His USAF assignments included tours as a weather forecaster, research meteorologist, chief of forecast model development, staff officer at HQ USAF (The Pentagon), faculty at the Air War College, and command assignments at the flight, squadron, and wing levels. From 2004 to 2006, he was the commander of the Air Force Weather Agency, Offutt AFB, Nebraska, which is one of three U.S. national weather centers.  

Dr. Lanicci’s faculty experience includes 10 years developing and teaching a dozen undergraduate and graduate courses in introductory meteorology, aviation meteorology, synoptic and mesoscale meteorology, weather analysis and forecasting, research methods, environmental security, and capstone seminar. His current research interests include central Florida severe storms, integration of weather information into aeronautical decision making, extreme weather events and their impacts on NASA infrastructure at the Kennedy Space Center, and the impacts of regional and global climate change on national security. 

Dr. Lanicci is a native of The Bronx, New York, and received a B.S. degree (Summa Cum Laude) in Physics from Manhattan College, Bronx, New York through the Air Force ROTC Scholarship Program, in 1979.  He received his meteorology degrees through Air Force Institute of Technology sponsorship, graduating from Penn State University with a B.S. (With Highest Distinction) in 1980, M.S. in 1984, and Ph.D. in 1991.  

Jim Ramsay, Ph.D., M.A., CSP

Jim Ramsay is a professor of security studies, coordinator of the Homeland Security program, and Chair of the Department of Politics, Security Studies and Business at the University of New Hampshire. His career has provided almost 20 years of experience in public health, emergency management, occupational safety, environmental health and security.
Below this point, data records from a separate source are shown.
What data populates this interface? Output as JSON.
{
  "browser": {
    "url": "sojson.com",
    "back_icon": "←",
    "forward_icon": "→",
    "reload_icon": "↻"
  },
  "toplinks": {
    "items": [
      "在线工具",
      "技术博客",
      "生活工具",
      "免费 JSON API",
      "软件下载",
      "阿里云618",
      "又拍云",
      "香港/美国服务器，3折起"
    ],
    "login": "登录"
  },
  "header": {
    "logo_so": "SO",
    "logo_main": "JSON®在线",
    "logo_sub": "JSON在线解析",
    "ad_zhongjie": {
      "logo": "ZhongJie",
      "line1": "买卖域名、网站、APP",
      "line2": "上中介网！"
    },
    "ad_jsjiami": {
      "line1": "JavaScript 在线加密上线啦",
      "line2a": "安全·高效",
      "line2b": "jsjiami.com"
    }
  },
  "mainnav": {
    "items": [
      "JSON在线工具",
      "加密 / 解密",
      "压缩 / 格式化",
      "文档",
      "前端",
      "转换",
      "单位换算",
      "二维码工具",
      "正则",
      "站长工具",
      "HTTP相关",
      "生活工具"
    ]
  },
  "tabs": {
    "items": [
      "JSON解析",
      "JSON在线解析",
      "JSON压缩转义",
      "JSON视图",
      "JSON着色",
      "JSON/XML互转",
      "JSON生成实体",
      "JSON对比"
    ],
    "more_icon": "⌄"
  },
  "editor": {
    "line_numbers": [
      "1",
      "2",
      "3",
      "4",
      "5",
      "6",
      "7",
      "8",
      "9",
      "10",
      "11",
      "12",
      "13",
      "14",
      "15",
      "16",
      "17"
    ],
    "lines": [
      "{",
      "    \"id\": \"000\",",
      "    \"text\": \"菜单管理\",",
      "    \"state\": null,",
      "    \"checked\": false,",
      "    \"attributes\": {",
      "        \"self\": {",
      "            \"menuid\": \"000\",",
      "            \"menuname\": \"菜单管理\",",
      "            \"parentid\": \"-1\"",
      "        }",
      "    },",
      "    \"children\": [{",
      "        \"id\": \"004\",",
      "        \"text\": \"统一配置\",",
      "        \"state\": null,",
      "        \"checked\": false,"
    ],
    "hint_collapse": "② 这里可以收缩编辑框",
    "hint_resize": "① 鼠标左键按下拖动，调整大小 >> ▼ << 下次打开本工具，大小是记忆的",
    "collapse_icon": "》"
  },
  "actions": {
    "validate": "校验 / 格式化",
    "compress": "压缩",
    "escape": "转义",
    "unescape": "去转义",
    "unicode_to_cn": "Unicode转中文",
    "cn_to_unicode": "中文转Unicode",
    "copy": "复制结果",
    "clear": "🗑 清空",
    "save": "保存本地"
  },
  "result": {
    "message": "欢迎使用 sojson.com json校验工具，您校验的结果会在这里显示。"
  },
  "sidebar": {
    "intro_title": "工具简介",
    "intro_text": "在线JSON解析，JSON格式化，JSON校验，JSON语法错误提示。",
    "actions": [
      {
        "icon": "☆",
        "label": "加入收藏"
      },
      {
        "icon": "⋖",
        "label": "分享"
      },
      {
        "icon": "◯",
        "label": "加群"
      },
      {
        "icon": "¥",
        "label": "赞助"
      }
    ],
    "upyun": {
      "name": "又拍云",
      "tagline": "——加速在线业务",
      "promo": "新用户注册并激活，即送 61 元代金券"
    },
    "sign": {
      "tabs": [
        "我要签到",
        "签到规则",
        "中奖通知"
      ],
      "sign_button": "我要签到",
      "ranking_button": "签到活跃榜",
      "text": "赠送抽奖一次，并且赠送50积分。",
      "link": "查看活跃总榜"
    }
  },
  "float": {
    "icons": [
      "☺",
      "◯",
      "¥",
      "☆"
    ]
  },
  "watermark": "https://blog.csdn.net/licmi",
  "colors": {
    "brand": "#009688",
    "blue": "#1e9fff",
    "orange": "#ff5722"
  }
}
After appointment by the US Secretary of Health and Human Services to serve on the Board of Scientific Counselors to the Director of the National Institute of Occupational Safety and Health in the CDC, where he served for 4 years, Dr. Ramsay now serves on the CDC/NIOSH Institutional Review Board as well as their Disaster Research IRB. Dr. Ramsay also served 6 years on the Board of Directors for ABET, Inc. In addition, Dr. Ramsay currently serves on the Education Standards Committees for both the International Society for Preparedness, Resilience and Security (INSPRS) of which he is a co-founder and President, and the American Society of Safety Engineers (ASSE), where he also chairs the committee.
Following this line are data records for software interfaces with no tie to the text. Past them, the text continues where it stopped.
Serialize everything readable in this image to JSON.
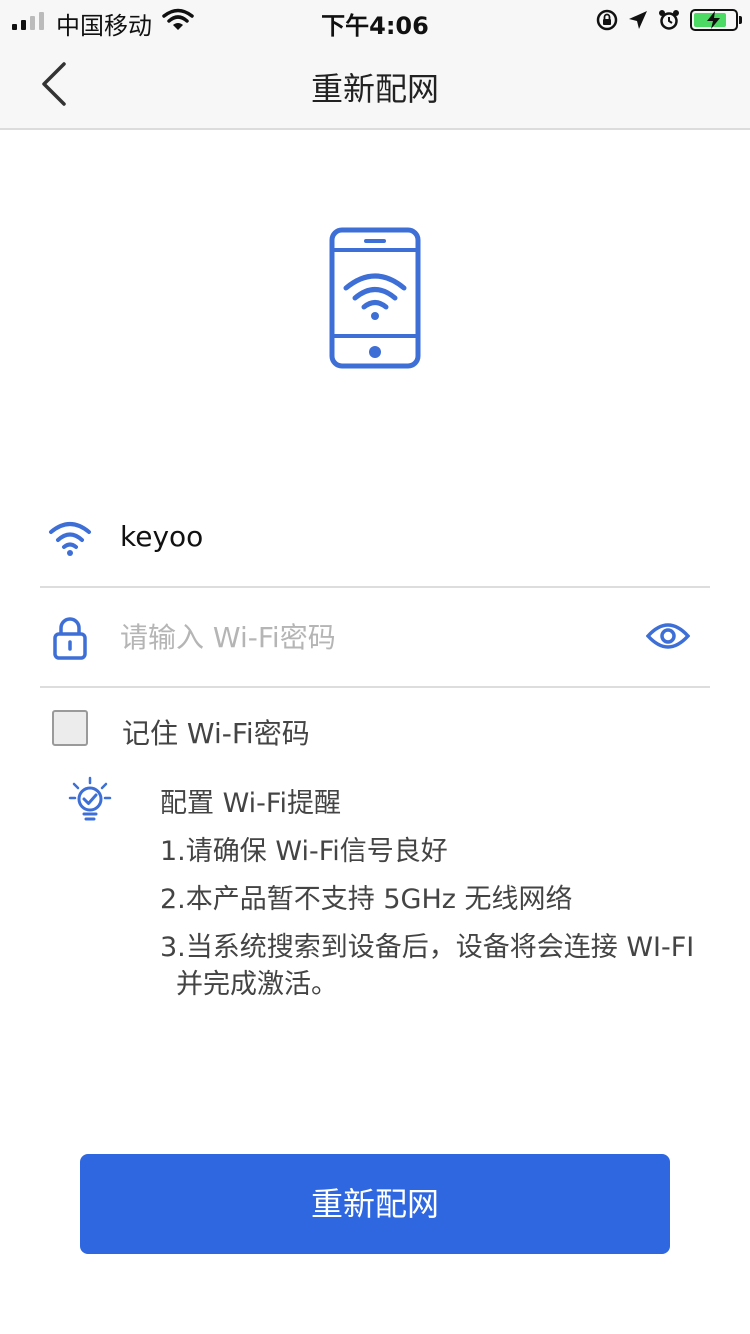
{
  "status_bar": {
    "carrier": "中国移动",
    "time": "下午4:06",
    "battery_level": 0.8,
    "battery_color": "#4cd964"
  },
  "nav": {
    "title": "重新配网",
    "back_icon": "chevron-left-icon"
  },
  "hero": {
    "icon": "phone-wifi-icon",
    "color": "#3d6fd6"
  },
  "network": {
    "ssid": "keyoo",
    "ssid_icon": "wifi-icon",
    "password_value": "",
    "password_placeholder": "请输入 Wi-Fi密码",
    "lock_icon": "lock-icon",
    "visibility_icon": "eye-icon"
  },
  "remember": {
    "checked": false,
    "label": "记住 Wi-Fi密码"
  },
  "tips": {
    "icon": "lightbulb-check-icon",
    "title": "配置 Wi-Fi提醒",
    "items": [
      "1.请确保 Wi-Fi信号良好",
      "2.本产品暂不支持 5GHz 无线网络",
      "3.当系统搜索到设备后，设备将会连接 WI-FI",
      "并完成激活。"
    ]
  },
  "submit_button": {
    "label": "重新配网",
    "color": "#2f67e0"
  }
}
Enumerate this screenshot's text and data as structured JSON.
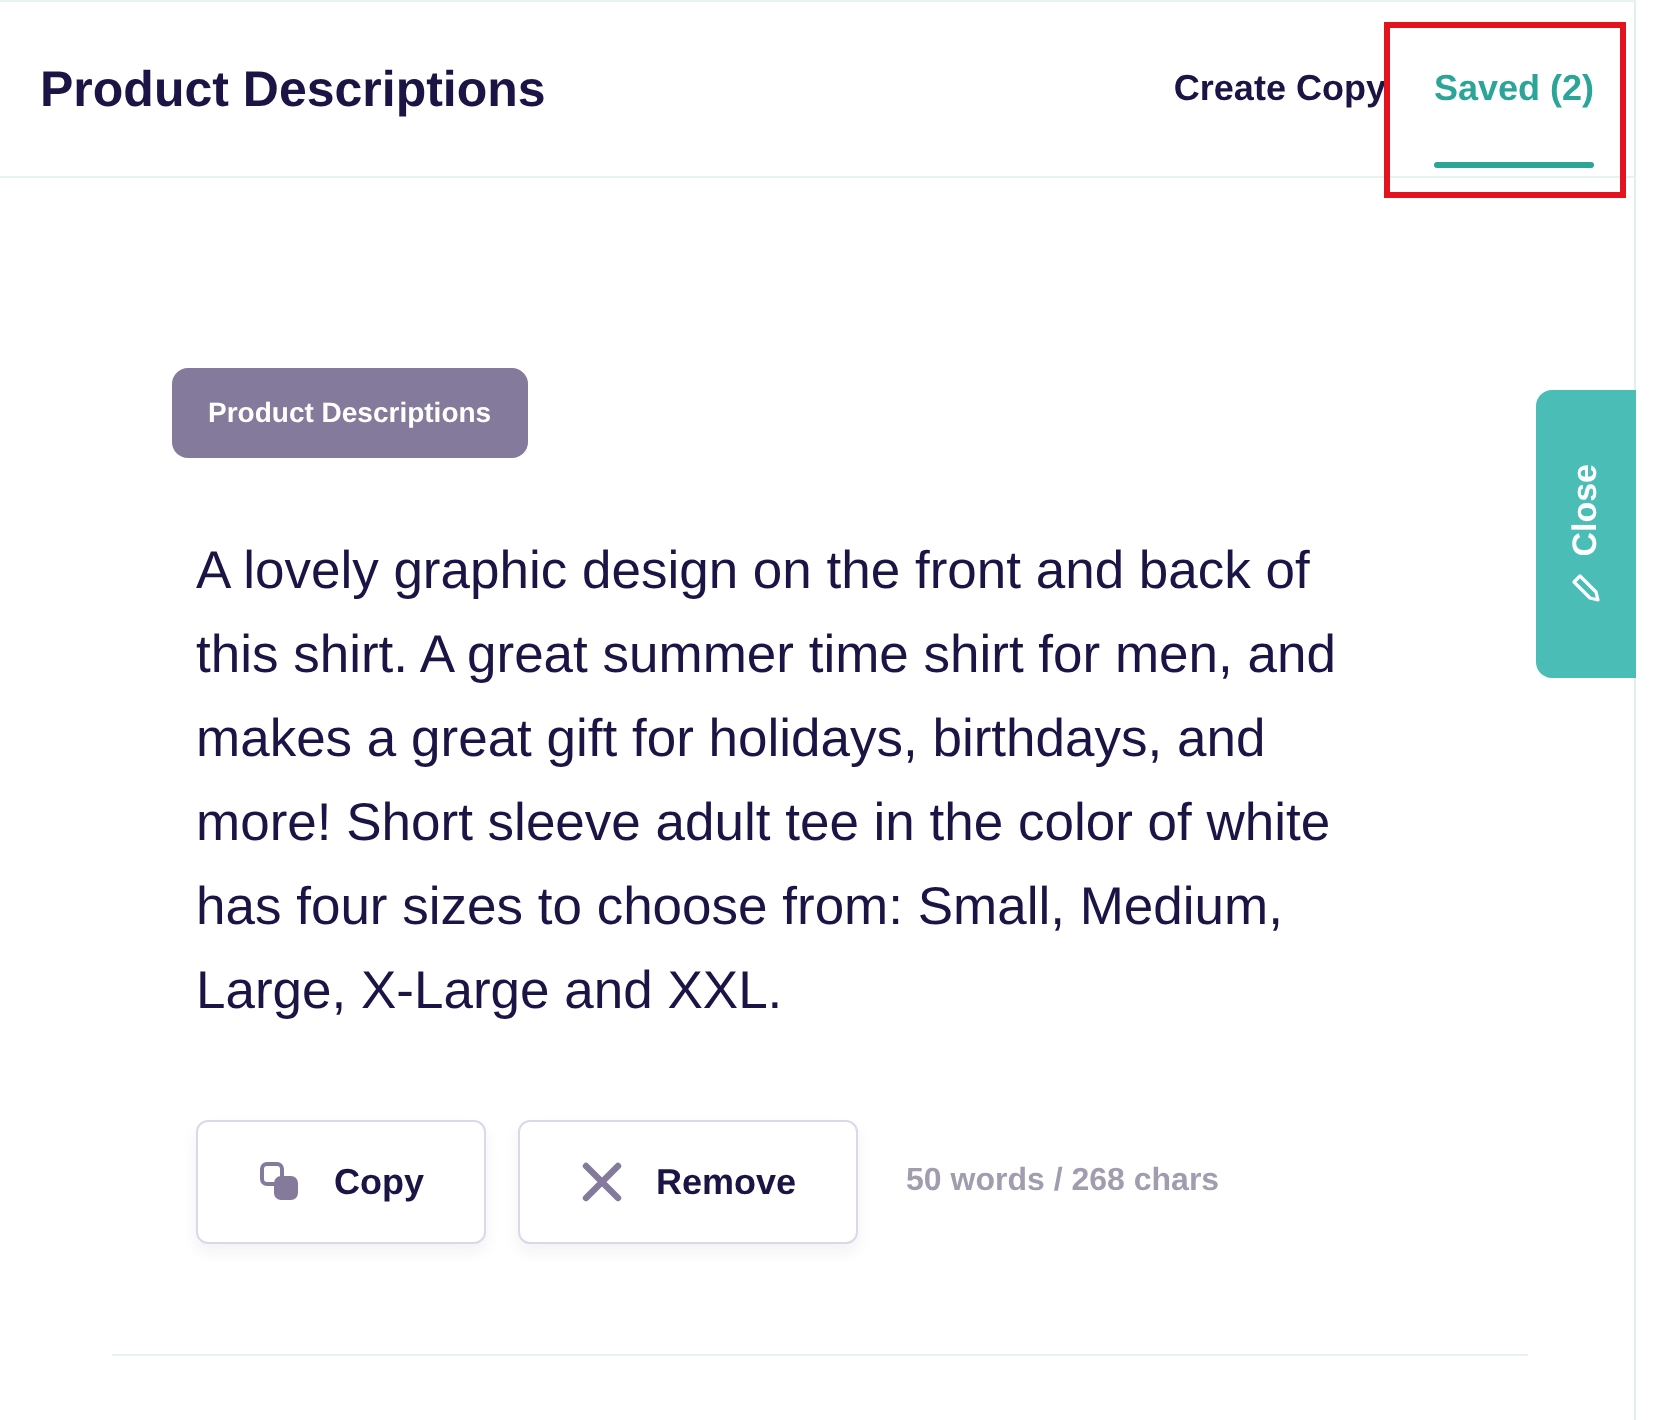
{
  "header": {
    "title": "Product Descriptions"
  },
  "tabs": [
    {
      "label": "Create Copy",
      "selected": false,
      "highlighted": false
    },
    {
      "label": "Saved (2)",
      "selected": true,
      "highlighted": true
    }
  ],
  "saved_item": {
    "tag": "Product Descriptions",
    "text": "A lovely graphic design on the front and back of this shirt. A great summer time shirt for men, and makes a great gift for holidays, birthdays, and more! Short sleeve adult tee in the color of white has four sizes to choose from: Small, Medium, Large, X-Large and XXL.",
    "buttons": [
      {
        "kind": "copy",
        "label": "Copy"
      },
      {
        "kind": "remove",
        "label": "Remove"
      }
    ],
    "stats": "50 words / 268 chars"
  },
  "side_tab": {
    "label": "Close"
  }
}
Dr. Ramsay currently serves on the editorial review boards for Homeland Security Affairs, the Journal of Homeland Security and Emergency Management, and the Journal of Homeland Security Education and the Journal of Human Security and Resilience.
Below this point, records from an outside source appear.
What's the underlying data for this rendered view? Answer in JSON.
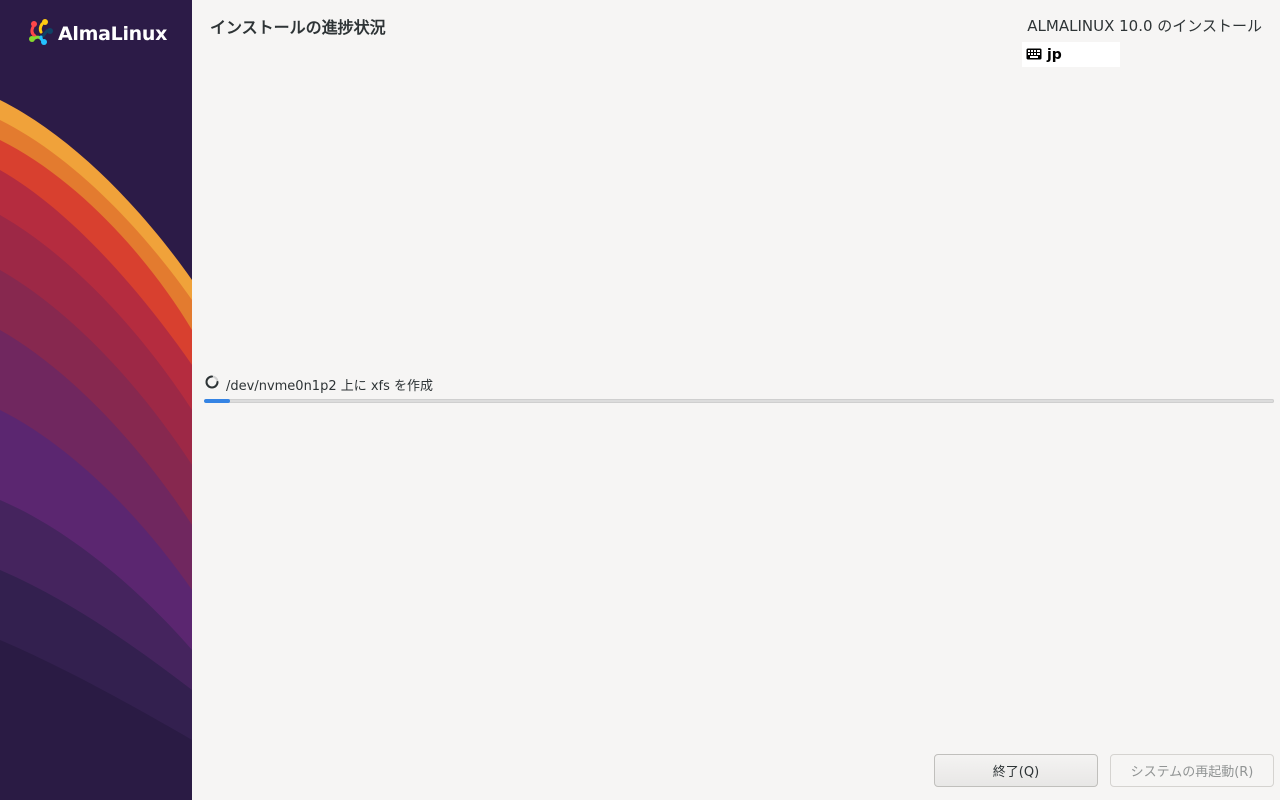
{
  "sidebar": {
    "brand_name": "AlmaLinux",
    "logo_icon": "almalinux-logo-icon"
  },
  "header": {
    "page_title": "インストールの進捗状況",
    "product_title": "ALMALINUX 10.0 のインストール",
    "keyboard_layout": "jp",
    "keyboard_icon": "keyboard-icon"
  },
  "progress": {
    "status_text": "/dev/nvme0n1p2 上に xfs を作成",
    "spinner_icon": "spinner-icon",
    "fraction": 0.024
  },
  "buttons": {
    "quit_label": "終了(Q)",
    "reboot_label": "システムの再起動(R)",
    "reboot_enabled": false
  },
  "colors": {
    "accent": "#3584e4",
    "sidebar_bg": "#2c1b47",
    "page_bg": "#f6f5f4"
  }
}
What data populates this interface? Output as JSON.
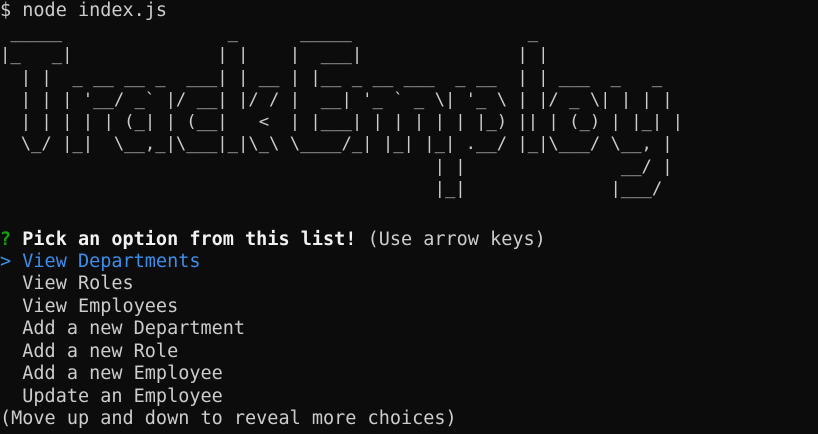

Dr. Ramsay has served as a subject matter expert and consulted on a wide range of health, emergency management planning and evaluation issues as well as occupational safety and environmental health. Books include “Introduction to Homeland Security” and “Critical Issues in Homeland Security: A Casebook” and a third text, “Foundations of Environmental Security: Integrating Resilience into National Security” which is expected to be published in 2017.

Dr. Elisabeth Hope Murray

Dr. Elisabeth Hope Murray is an Assistant Professor of Security Studies and International Affairs at Embry-Riddle University in Daytona Beach, Florida, USA. She has held previous research posts at the University of Hamburg in Germany, and the University of Edinburgh in Scotland, where she received her PhD in Political Science and International Relations. With a background in Genocide Studies, Dr. Murray’s work looks at the interchange between genocide, climate change, and famine; she also has interests in ideas of otherness, the process of ideological radicalization, gender violence, and nationalism studies. A long-time member of the International Network of Genocide Scholars, she has been on the Executive Board since 2012 and is honored to have been the first female to hold such a post. She has recently presented at conferences and workshops in Puerto Rico, South Africa and across Europe.

Suggested Citation

Lanicci, J., J. Ramsay, and E. Murray. (2017). Re-conceptualizing Environmental Security as Resilience: Strategic Planning for Human and National Security. Journal of Human Security & Resilience, 1(1), 1-32. http://www.thinkhumansecurity.org/v1-lanicci-ramsay-murray.html